The dust billowed up like that. Swirls, shaken loose from the land. I watched them from down in the dry creek beds where I tried to find shade. I watched them and tried to read them. Troops moving down the dry and dusty summer roads? A convoy of trucks, Russian trucks, moving west now? Or Germans in retreat? Once the whole horizon to the north seemed to flare up with yellow dust, the line where the earth and sky met growing vague and then disappearing, as if the whole earth was turning to dust and blowing away forever. At the edge of a town a few nights later, where a man let me hide in his chicken coop and he brought me an end of dark bread, after the sun had set and it was dark, and he drew a picture of what I think was a tank, with a stick in the dirt. He pointed off to the north and then at me, questioning. I shook my head and pointed east. He drew another and another shape in the dirt next to the tank, like circles, lots of them, and then he scratched them out. He was talking the whole time, telling a story I couldn’t know, but I thought it was that there had been a big battle of German and Russian tanks and the Germans had been wiped out.

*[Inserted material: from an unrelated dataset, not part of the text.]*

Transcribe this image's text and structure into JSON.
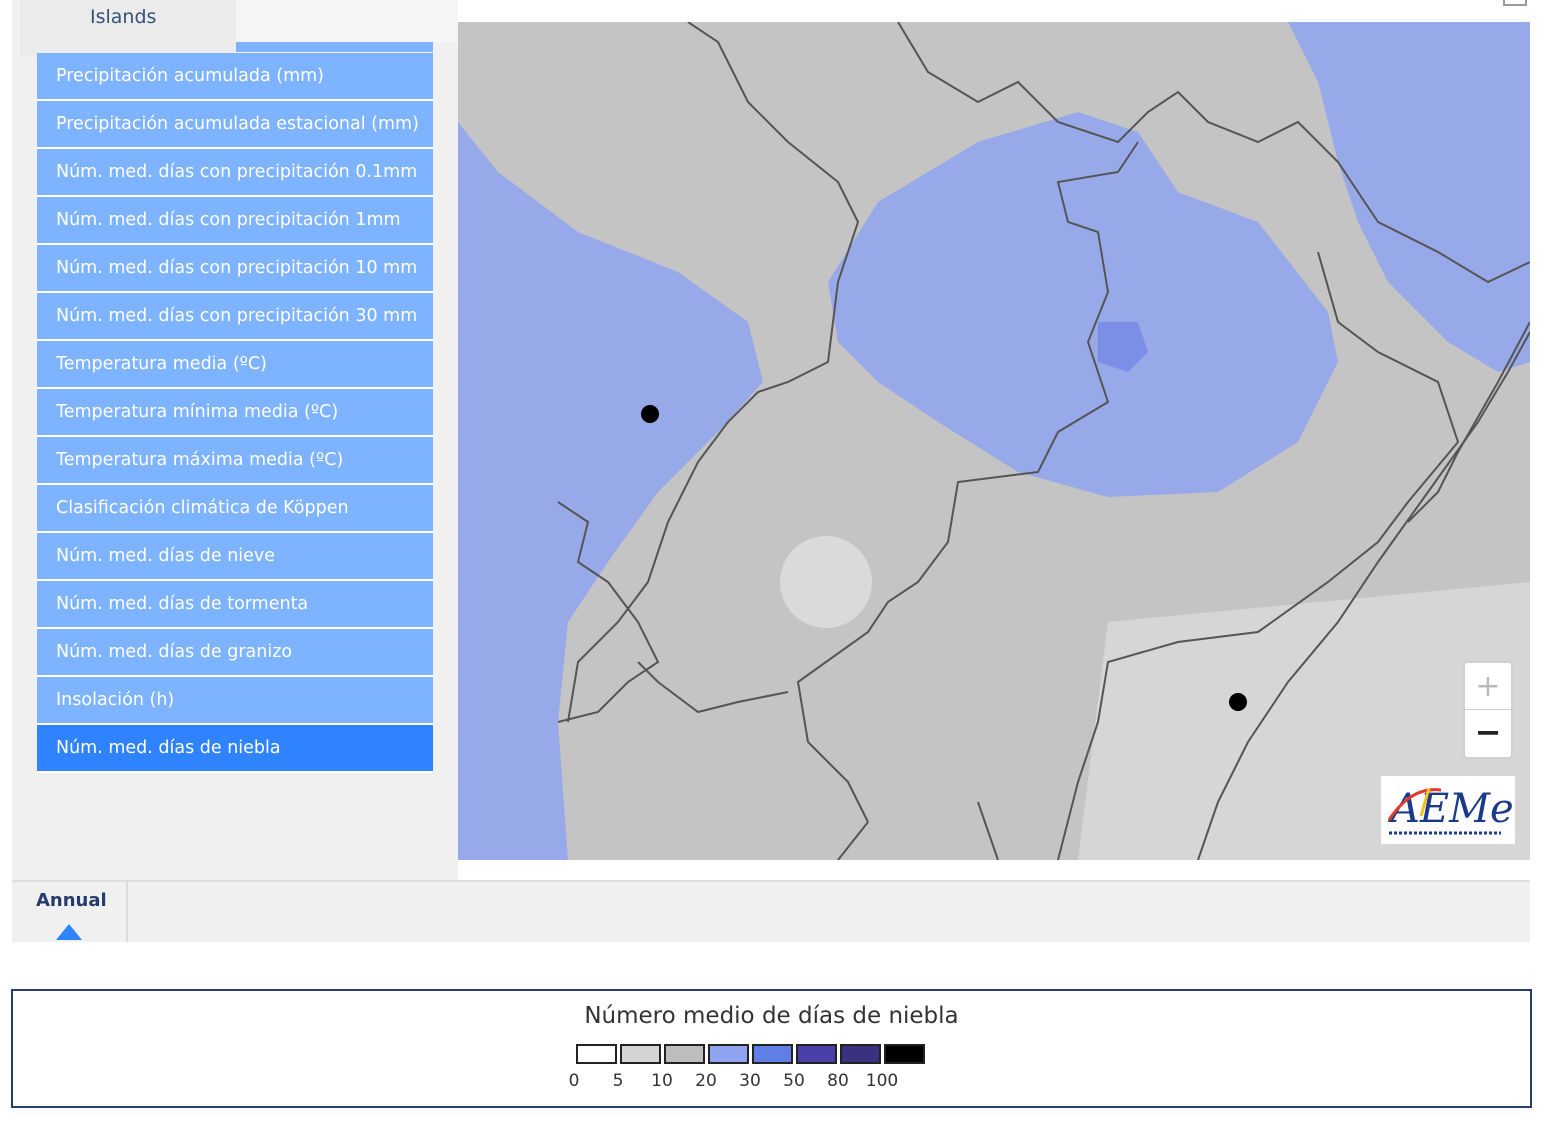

I had traveled by night, but the days were getting longer. I watched the sky, the dust. It seemed to billow up everywhere. The Soviet army was coming. I had to stay ahead of it. It was like some kind of monster coming, devouring the farms, the plain. Or a giant machine that would harvest the parched crops and the dead land one last time before it was burnt over forever. Everyone was afraid in the towns I visited. I had thought they would see my uniform and shoot me. Nobody likes a deserter. But everywhere I went, the farms I passed near, the villages I skirted, people offered me food, or a place with straw to curl up for awhile. The days were long enough now I had to travel in open daylight. Still, the billowing dust seemed close behind.